◆ YOUR TASK ◆
Set down each of the records below exactly as it reads. No pictures go into the copy.

### MATERIAL TO PROCESS

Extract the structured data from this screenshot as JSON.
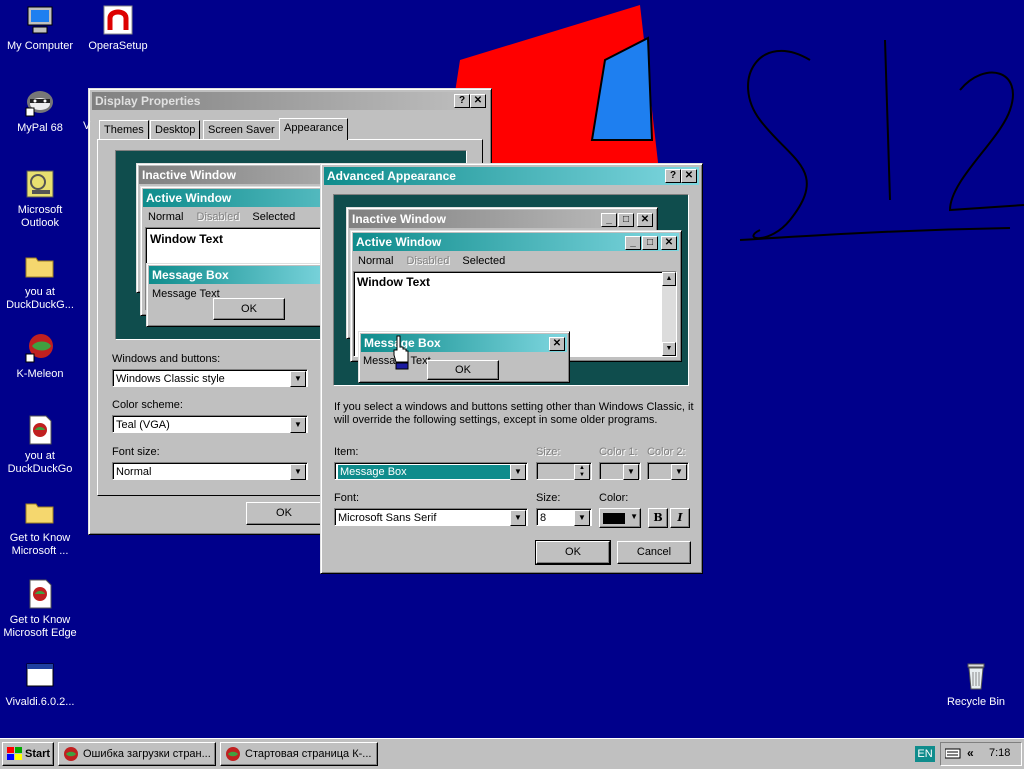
{
  "desktop": {
    "icons": [
      {
        "label": "My Computer",
        "icon": "computer-icon"
      },
      {
        "label": "OperaSetup",
        "icon": "opera-icon"
      },
      {
        "label": "MyPal 68",
        "icon": "mypal-icon"
      },
      {
        "label": "Microsoft Outlook",
        "icon": "outlook-icon"
      },
      {
        "label": "you at DuckDuckG...",
        "icon": "folder-icon"
      },
      {
        "label": "K-Meleon",
        "icon": "kmeleon-icon"
      },
      {
        "label": "you at DuckDuckGo",
        "icon": "document-icon"
      },
      {
        "label": "Get to Know Microsoft ...",
        "icon": "folder-icon"
      },
      {
        "label": "Get to Know Microsoft Edge",
        "icon": "document-icon"
      },
      {
        "label": "Vivaldi.6.0.2...",
        "icon": "window-icon"
      },
      {
        "label": "Recycle Bin",
        "icon": "recycle-bin-icon"
      }
    ],
    "partial_label": "V"
  },
  "display_properties": {
    "title": "Display Properties",
    "help_btn": "?",
    "close_btn": "✕",
    "tabs": [
      "Themes",
      "Desktop",
      "Screen Saver",
      "Appearance"
    ],
    "preview": {
      "inactive_title": "Inactive Window",
      "active_title": "Active Window",
      "menu": [
        "Normal",
        "Disabled",
        "Selected"
      ],
      "window_text": "Window Text",
      "message_box": "Message Box",
      "message_text": "Message Text",
      "ok": "OK"
    },
    "windows_buttons_label": "Windows and buttons:",
    "windows_buttons_value": "Windows Classic style",
    "color_scheme_label": "Color scheme:",
    "color_scheme_value": "Teal (VGA)",
    "font_size_label": "Font size:",
    "font_size_value": "Normal",
    "ok": "OK"
  },
  "advanced": {
    "title": "Advanced Appearance",
    "help_btn": "?",
    "close_btn": "✕",
    "preview": {
      "inactive_title": "Inactive Window",
      "active_title": "Active Window",
      "menu": [
        "Normal",
        "Disabled",
        "Selected"
      ],
      "window_text": "Window Text",
      "message_box": "Message Box",
      "message_text": "Message Text",
      "ok": "OK"
    },
    "info": "If you select a windows and buttons setting other than Windows Classic, it will override the following settings, except in some older programs.",
    "item_label": "Item:",
    "item_value": "Message Box",
    "size_label": "Size:",
    "color1_label": "Color 1:",
    "color2_label": "Color 2:",
    "font_label": "Font:",
    "font_value": "Microsoft Sans Serif",
    "font_size_label": "Size:",
    "font_size_value": "8",
    "font_color_label": "Color:",
    "bold": "B",
    "italic": "I",
    "ok": "OK",
    "cancel": "Cancel"
  },
  "taskbar": {
    "start": "Start",
    "tasks": [
      "Ошибка загрузки стран...",
      "Стартовая страница К-..."
    ],
    "language": "EN",
    "clock": "7:18",
    "chevron": "«"
  },
  "colors": {
    "desktop": "#00008b",
    "active_title_start": "#0f8c8c",
    "active_title_end": "#7fd7e0",
    "preview_bg": "#0f4d4d",
    "selection": "#0f8c8c"
  }
}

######

◆ WRITTEN SOLUTION ◆
Extract the structured data from this screenshot as JSON.
{
  "desktop": {
    "icons": [
      {
        "label": "My Computer",
        "icon": "computer-icon"
      },
      {
        "label": "OperaSetup",
        "icon": "opera-icon"
      },
      {
        "label": "MyPal 68",
        "icon": "mypal-icon"
      },
      {
        "label": "Microsoft Outlook",
        "icon": "outlook-icon"
      },
      {
        "label": "you at DuckDuckG...",
        "icon": "folder-icon"
      },
      {
        "label": "K-Meleon",
        "icon": "kmeleon-icon"
      },
      {
        "label": "you at DuckDuckGo",
        "icon": "document-icon"
      },
      {
        "label": "Get to Know Microsoft ...",
        "icon": "folder-icon"
      },
      {
        "label": "Get to Know Microsoft Edge",
        "icon": "document-icon"
      },
      {
        "label": "Vivaldi.6.0.2...",
        "icon": "window-icon"
      },
      {
        "label": "Recycle Bin",
        "icon": "recycle-bin-icon"
      }
    ],
    "partial_label": "V"
  },
  "display_properties": {
    "title": "Display Properties",
    "help_btn": "?",
    "close_btn": "✕",
    "tabs": [
      "Themes",
      "Desktop",
      "Screen Saver",
      "Appearance"
    ],
    "preview": {
      "inactive_title": "Inactive Window",
      "active_title": "Active Window",
      "menu": [
        "Normal",
        "Disabled",
        "Selected"
      ],
      "window_text": "Window Text",
      "message_box": "Message Box",
      "message_text": "Message Text",
      "ok": "OK"
    },
    "windows_buttons_label": "Windows and buttons:",
    "windows_buttons_value": "Windows Classic style",
    "color_scheme_label": "Color scheme:",
    "color_scheme_value": "Teal (VGA)",
    "font_size_label": "Font size:",
    "font_size_value": "Normal",
    "ok": "OK"
  },
  "advanced": {
    "title": "Advanced Appearance",
    "help_btn": "?",
    "close_btn": "✕",
    "preview": {
      "inactive_title": "Inactive Window",
      "active_title": "Active Window",
      "menu": [
        "Normal",
        "Disabled",
        "Selected"
      ],
      "window_text": "Window Text",
      "message_box": "Message Box",
      "message_text": "Message Text",
      "ok": "OK"
    },
    "info": "If you select a windows and buttons setting other than Windows Classic, it will override the following settings, except in some older programs.",
    "item_label": "Item:",
    "item_value": "Message Box",
    "size_label": "Size:",
    "color1_label": "Color 1:",
    "color2_label": "Color 2:",
    "font_label": "Font:",
    "font_value": "Microsoft Sans Serif",
    "font_size_label": "Size:",
    "font_size_value": "8",
    "font_color_label": "Color:",
    "bold": "B",
    "italic": "I",
    "ok": "OK",
    "cancel": "Cancel"
  },
  "taskbar": {
    "start": "Start",
    "tasks": [
      "Ошибка загрузки стран...",
      "Стартовая страница К-..."
    ],
    "language": "EN",
    "clock": "7:18",
    "chevron": "«"
  },
  "colors": {
    "desktop": "#00008b",
    "active_title_start": "#0f8c8c",
    "active_title_end": "#7fd7e0",
    "preview_bg": "#0f4d4d",
    "selection": "#0f8c8c"
  }
}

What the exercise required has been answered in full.